Traverse some very steep slopes to get down off the nose of Dragon's Back. At this point (marker 6) you'll be on a road with Hwy 550 across the Rio Salado.
You'll understand at this point why riding Dragon's Back north to south is less popular.
Follow the road that you were deposited on for a hundred yards or so around the nose of the ridge, keeping an eye out for the singletrack that starts to the right at marker 7.
Fast, flat singletrack leads back in the direction from which you came and eventually rejoins the road (marker 8) for a short distance before moving off to the left and climbing up through an area of spring activity (geology marker).
Aside from the climb, this bit is relatively mellow with not much to get excited about other than the views.
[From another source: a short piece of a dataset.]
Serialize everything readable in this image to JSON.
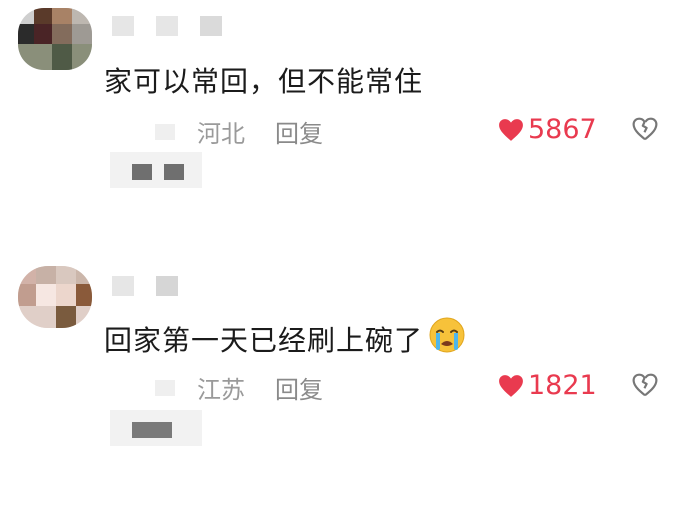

Eventually, a short loose slope ends in another notch or saddle. Between marker 10 and 11 you have the option of road or trail. The trail is steep with red rock and an interesting sinkhole. On the road you'll face some loose sand if you don't hold your line while climbing.
Once at the top of the climb (marker 12) the route divides. To the right is a road that comes from "Central Spine
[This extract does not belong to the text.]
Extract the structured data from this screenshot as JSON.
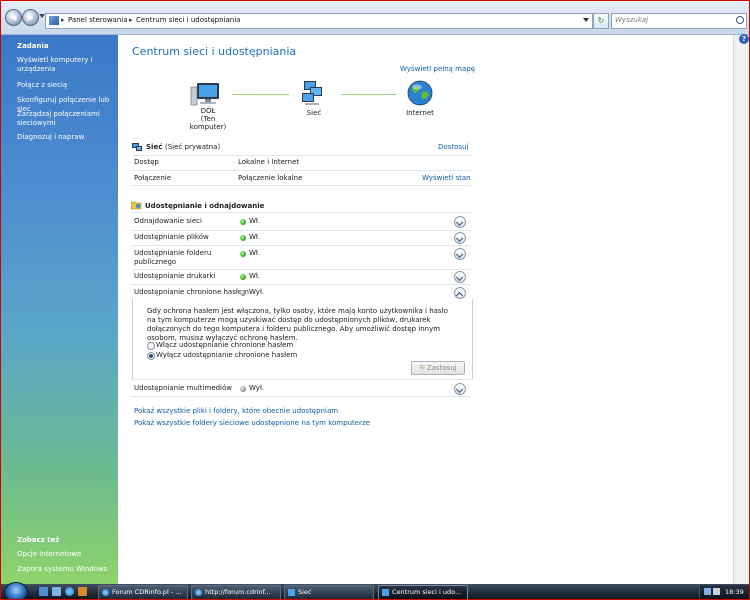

" which is best ridden downhill. So go left to Good Times
is braided road and singletrack. The singletrack skirts a cliff line that provides views back to the spring area between marker 9 and 10.
At marker 13 the route divides. The right side has whoop-dee-doo type features across a moonscape of gravel. It is worthwhile riding the marker 13-15 area as a loop to see everything.
Continue along the canyon edge and the next intersection you come upon is marker 16. To the right is a short spur with exciting exposure that goes out to a viewpoint. To the left is the "Final Frontier".
The "Final Frontier" is a ridge line that you'll follow through some steep climbs. There's one spot where you need to work through some tight rocks right at the top, otherwise it is surprisingly smooth singletrack given the ruggedness of the terrain.
At marker 17 an extremely steep and exposed trail to the left leads down to an alternate trailhead.
Make a right towards marker 18 and 19, following white trails headed up to a tall white mound that you can ride to the top of. Near this area the "Central Spine
" trail starts at marker 22.
Continue off to the left on some fast doubletrack or stay along the canyon edge for some very steep side trails.
Either way will take you back to the beginning of the Dragon's Back at marker 3. Turn left and roll down the hill to your car.